author = "James ROBERTSON",
year = "2008",
language = "English",
isbn = "9781875378906",
pages = "263--288",
editor = "Marc Oxenham",
booktitle = "Forensic Approaches to death, Disaster and Abuse",
publisher = "Australian Academic Press",
address = "Australia",

}

ROBERTSON, J 2008, The role of an international law enforcement agency in the identification of deceased persons and remains. in M Oxenham (ed.), Forensic Approaches to death, Disaster and Abuse. Australian Academic Press, Sydney, Australia, pp. 263-288.

The role of an international law enforcement agency in the identification of deceased persons and remains. / ROBERTSON, James.

Forensic Approaches to death, Disaster and Abuse. ed. / Marc Oxenham. Sydney, Australia : Australian Academic Press, 2008. p. 263-288.

Research output: A Conference proceeding or a Chapter in BookChapter

TY - CHAP

T1 - The role of an international law enforcement agency in the identification of deceased persons and remains

AU - ROBERTSON, James

PY - 2008

Y1 - 2008

N2 - As recently as 5 years ago the answer to the question posed in the title of this chapter, ‘the role of an international law enforcement agency in the identification of deceased persons and remains’ would, at least in the case of the Australian Federal Police (AFP), have been an easy question to answer: almost no role! Since the first Bali bombing in October 2002 the AFP has come of age in the world of disaster victim identification (DVI) through its involvement in a number of bombing incidents; through its overseas assistance to a number of countries in the South Pacific; and, through its role in responding to the December 2004 South-East Asian tsunami. In this chapter I will consider the work of the AFP in the above incidents, our pathway of learning, and how we are trying to make a difference by building capacity with our regional colleagues and partners. It would be presumptuous to say that the AFP experience is unique or that it is an international benchmark but there will be undoubted parallels with the experience of others and, I am certain, common themes.

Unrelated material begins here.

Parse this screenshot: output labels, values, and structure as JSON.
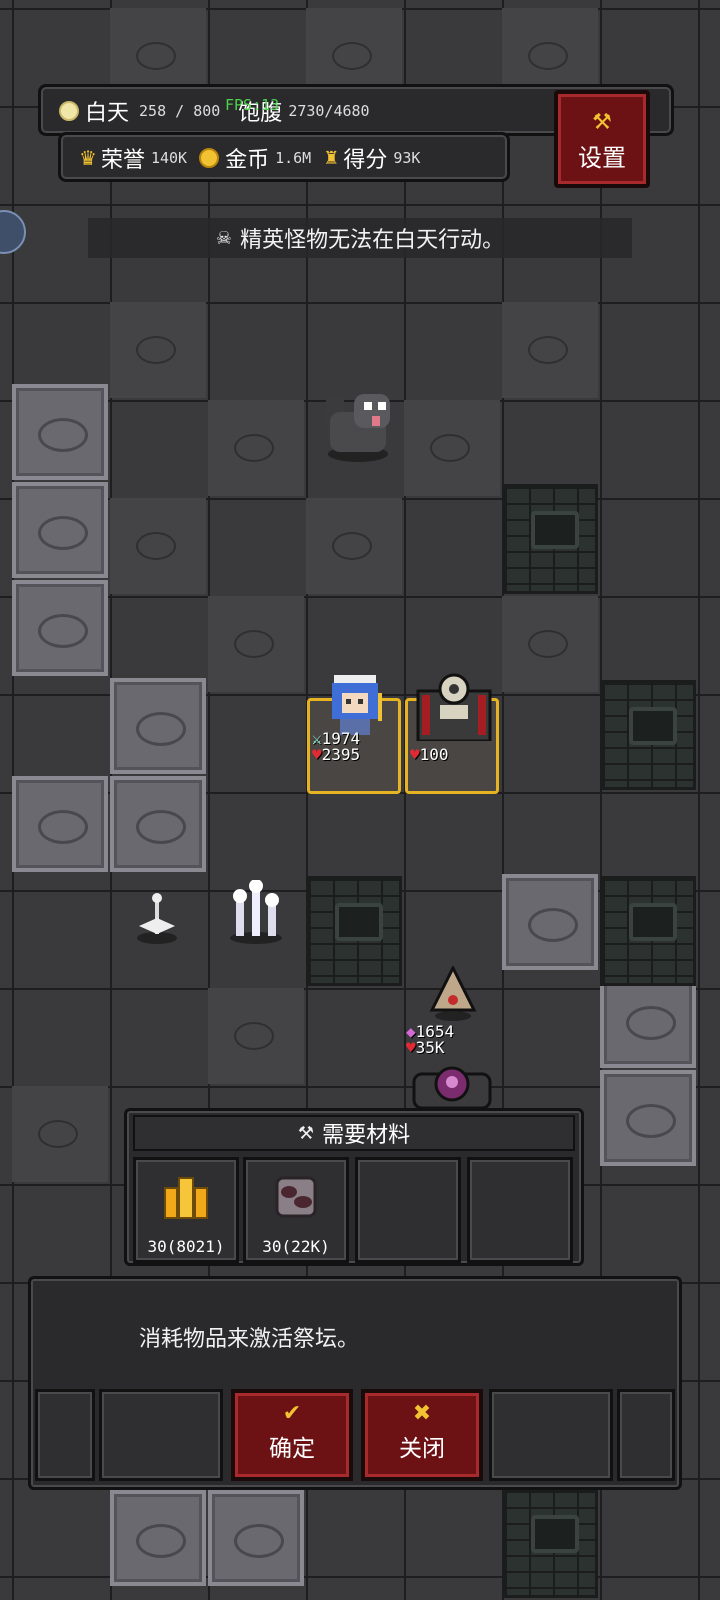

AB - As recently as 5 years ago the answer to the question posed in the title of this chapter, ‘the role of an international law enforcement agency in the identification of deceased persons and remains’ would, at least in the case of the Australian Federal Police (AFP), have been an easy question to answer: almost no role! Since the first Bali bombing in October 2002 the AFP has come of age in the world of disaster victim identification (DVI) through its involvement in a number of bombing incidents; through its overseas assistance to a number of countries in the South Pacific; and, through its role in responding to the December 2004 South-East Asian tsunami. In this chapter I will consider the work of the AFP in the above incidents, our pathway of learning, and how we are trying to make a difference by building capacity with our regional colleagues and partners. It would be presumptuous to say that the AFP experience is unique or that it is an international benchmark but there will be undoubted parallels with the experience of others and, I am certain, common themes.

KW - DVI, disaster management, law enforcement role,

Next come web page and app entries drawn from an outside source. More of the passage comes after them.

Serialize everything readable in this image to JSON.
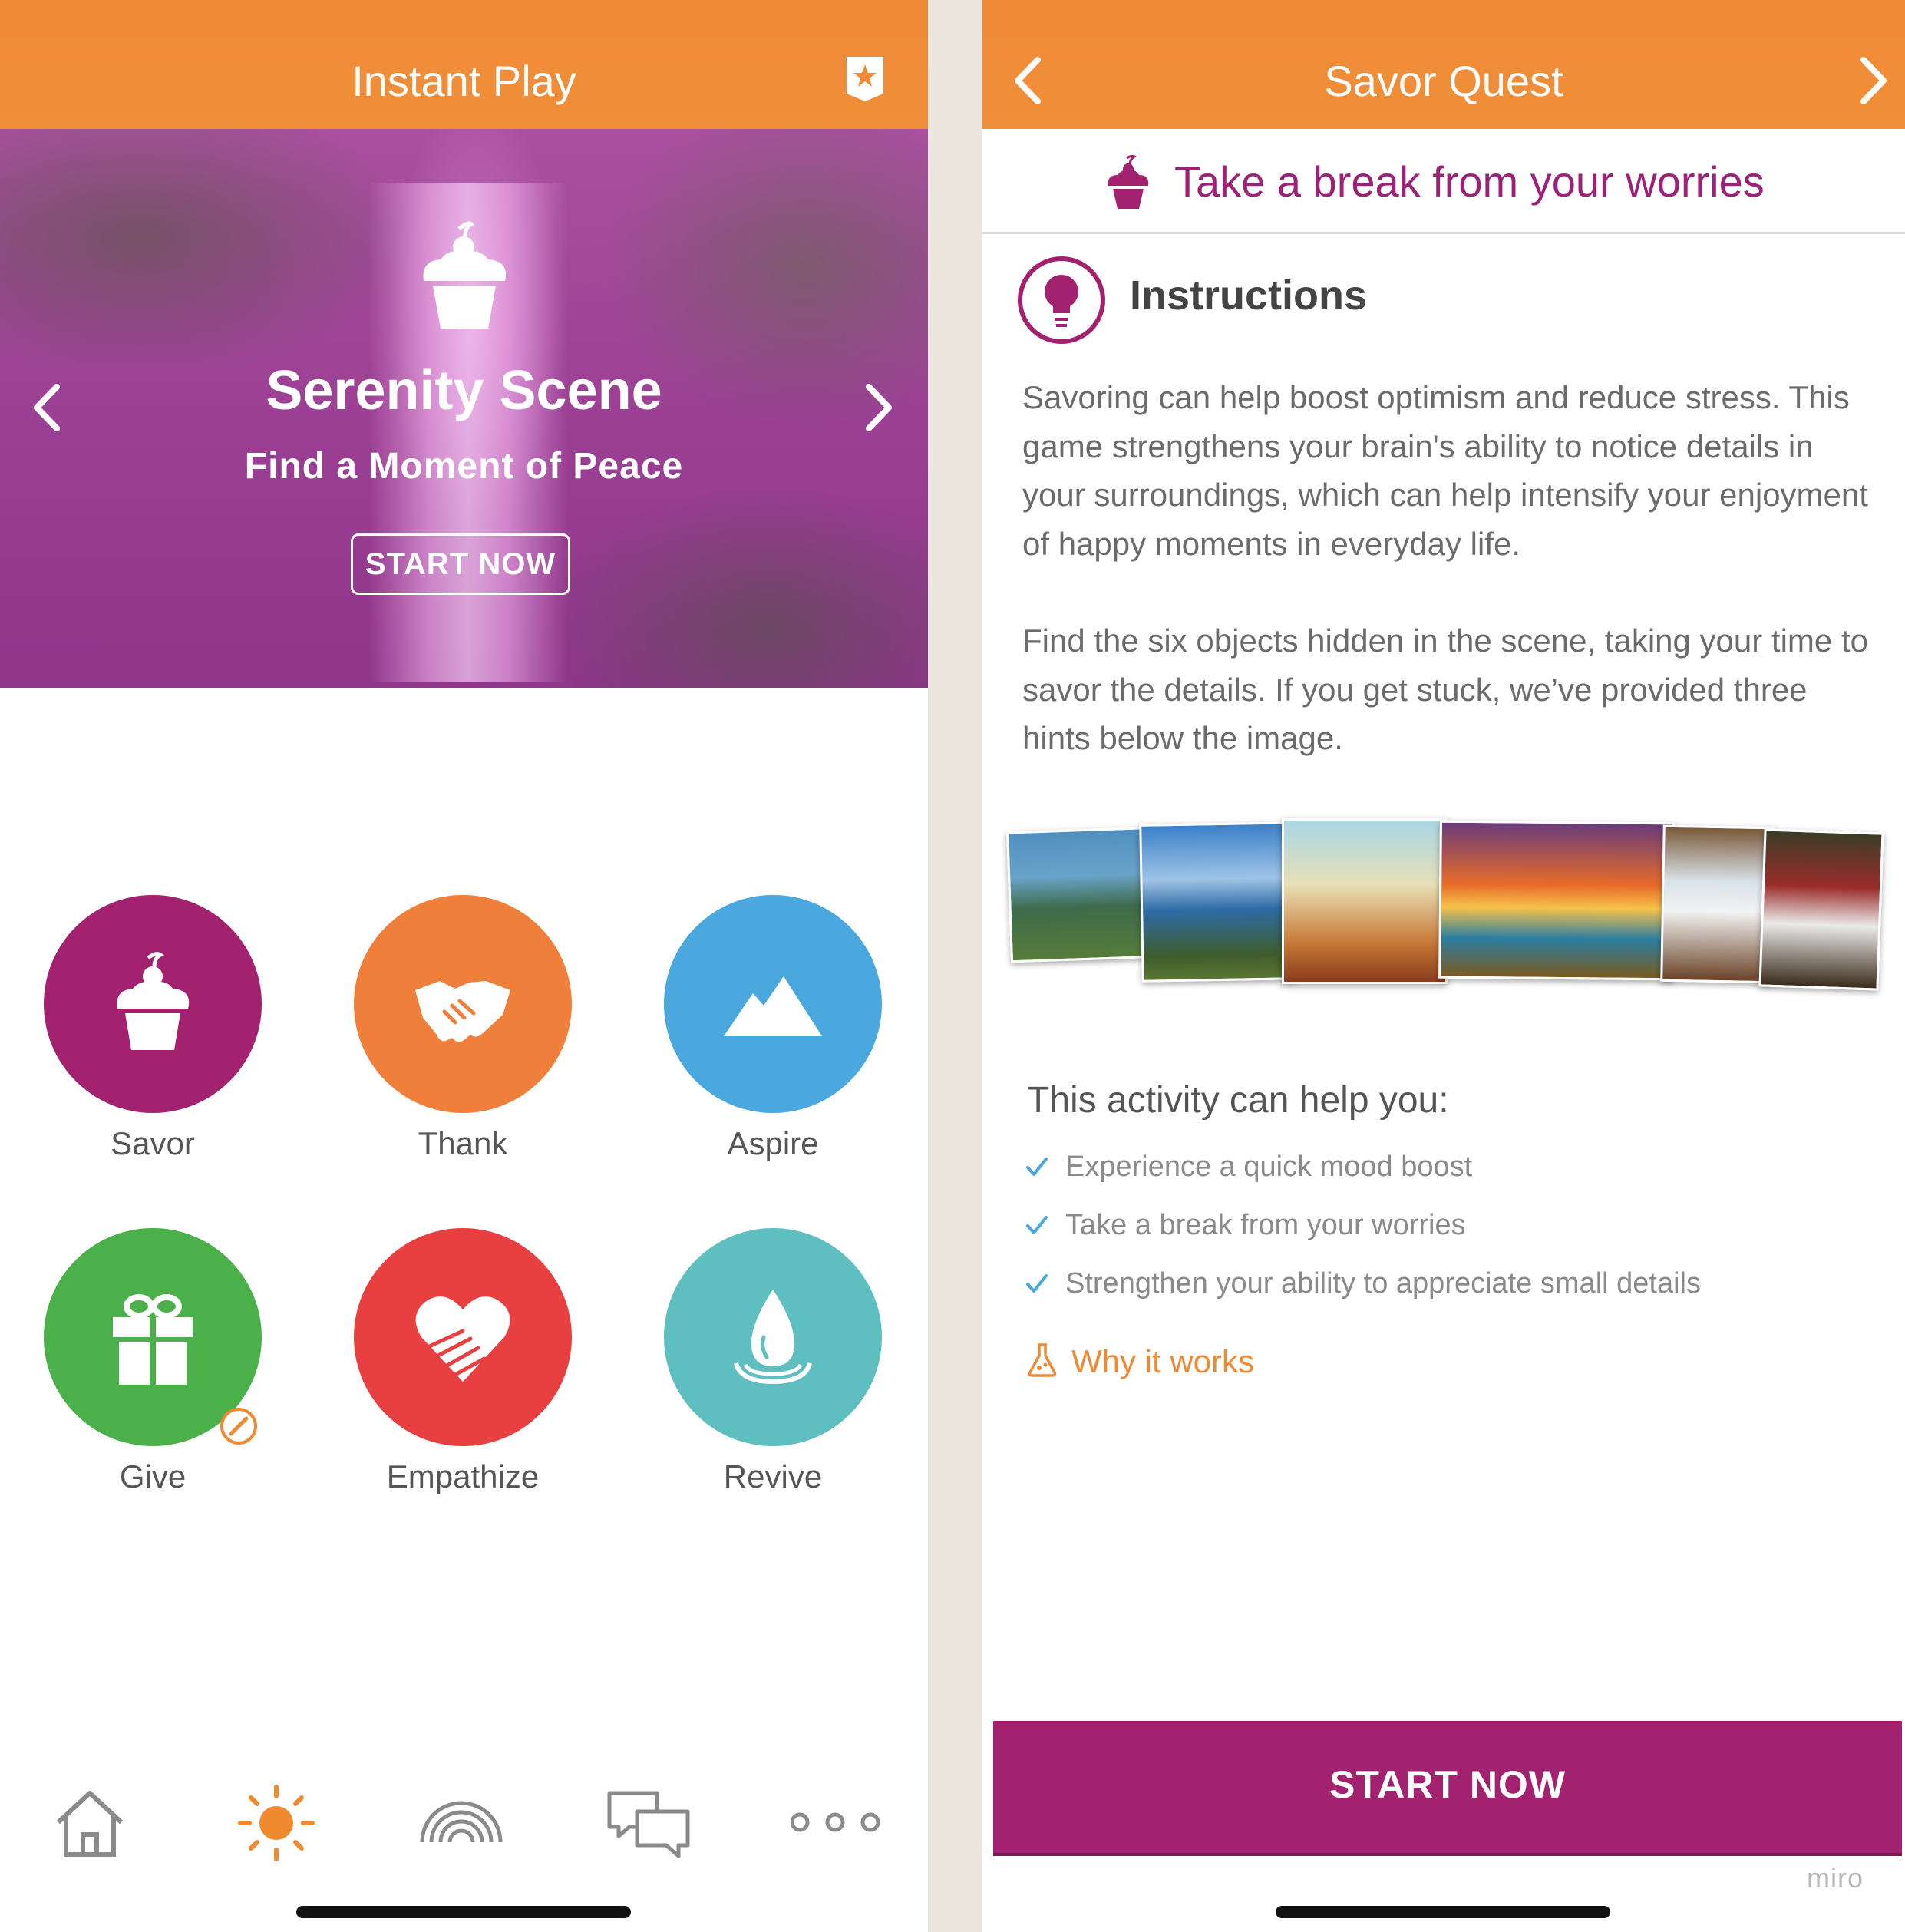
{
  "left": {
    "title": "Instant Play",
    "hero": {
      "title": "Serenity Scene",
      "subtitle": "Find a Moment of Peace",
      "button": "START NOW"
    },
    "categories": [
      {
        "label": "Savor",
        "color": "#a3226f",
        "icon": "cupcake-icon"
      },
      {
        "label": "Thank",
        "color": "#ef7f3a",
        "icon": "handshake-icon"
      },
      {
        "label": "Aspire",
        "color": "#4aa8df",
        "icon": "mountain-icon"
      },
      {
        "label": "Give",
        "color": "#4bb04a",
        "icon": "gift-icon"
      },
      {
        "label": "Empathize",
        "color": "#e84040",
        "icon": "heart-hand-icon"
      },
      {
        "label": "Revive",
        "color": "#5fbfc0",
        "icon": "water-drop-icon"
      }
    ],
    "bottom_nav": [
      "home-icon",
      "sun-icon",
      "rainbow-icon",
      "chat-icon",
      "more-icon"
    ],
    "active_nav_color": "#f08a2e"
  },
  "right": {
    "title": "Savor Quest",
    "subheading": "Take a break from your worries",
    "instructions_title": "Instructions",
    "paragraph1": "Savoring can help boost optimism and reduce stress. This game strengthens your brain's ability to notice details in your surroundings, which can help intensify your enjoyment of happy moments in everyday life.",
    "paragraph2": "Find the six objects hidden in the scene, taking your time to savor the details. If you get stuck, we’ve provided three hints below the image.",
    "help_title": "This activity can help you:",
    "benefits": [
      "Experience a quick mood boost",
      "Take a break from your worries",
      "Strengthen your ability to appreciate small details"
    ],
    "why_link": "Why it works",
    "start_button": "START NOW",
    "watermark": "miro"
  },
  "colors": {
    "header_orange": "#f08a36",
    "brand_purple": "#a3226f",
    "link_orange": "#ee8a33",
    "check_blue": "#4aa8df"
  }
}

UR - https://trove.nla.gov.au/work/26388832?selectedversion=NBD42975782

M3 - Chapter

SN - 9781875378906

SP - 263

EP - 288

BT - Forensic Approaches to death, Disaster and Abuse

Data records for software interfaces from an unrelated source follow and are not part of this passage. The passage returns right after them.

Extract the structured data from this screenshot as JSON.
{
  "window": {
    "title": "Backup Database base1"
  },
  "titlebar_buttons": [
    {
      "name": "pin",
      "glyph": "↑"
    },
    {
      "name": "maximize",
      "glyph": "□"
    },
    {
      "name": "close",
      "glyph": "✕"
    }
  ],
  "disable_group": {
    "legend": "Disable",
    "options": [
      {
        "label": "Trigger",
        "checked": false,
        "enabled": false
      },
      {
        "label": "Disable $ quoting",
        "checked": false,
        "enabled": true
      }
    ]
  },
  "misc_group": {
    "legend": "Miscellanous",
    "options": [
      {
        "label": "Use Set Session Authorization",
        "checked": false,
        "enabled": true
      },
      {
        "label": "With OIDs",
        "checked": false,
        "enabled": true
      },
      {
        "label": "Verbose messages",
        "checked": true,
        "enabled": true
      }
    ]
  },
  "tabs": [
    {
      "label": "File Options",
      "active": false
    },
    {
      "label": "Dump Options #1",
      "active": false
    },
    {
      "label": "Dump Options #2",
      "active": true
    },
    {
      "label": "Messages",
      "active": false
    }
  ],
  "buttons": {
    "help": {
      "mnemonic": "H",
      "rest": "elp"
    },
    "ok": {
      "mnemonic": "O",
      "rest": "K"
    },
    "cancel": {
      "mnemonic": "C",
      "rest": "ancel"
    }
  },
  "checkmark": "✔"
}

A2 - Oxenham, Marc

PB - Australian Academic Press

CY - Sydney, Australia

ER -

ROBERTSON J. The role of an international law enforcement agency in the identification of deceased persons and remains. In Oxenham M, editor, Forensic Approaches to death, Disaster and Abuse. Sydney, Australia: Australian Academic Press. 2008. p. 263-288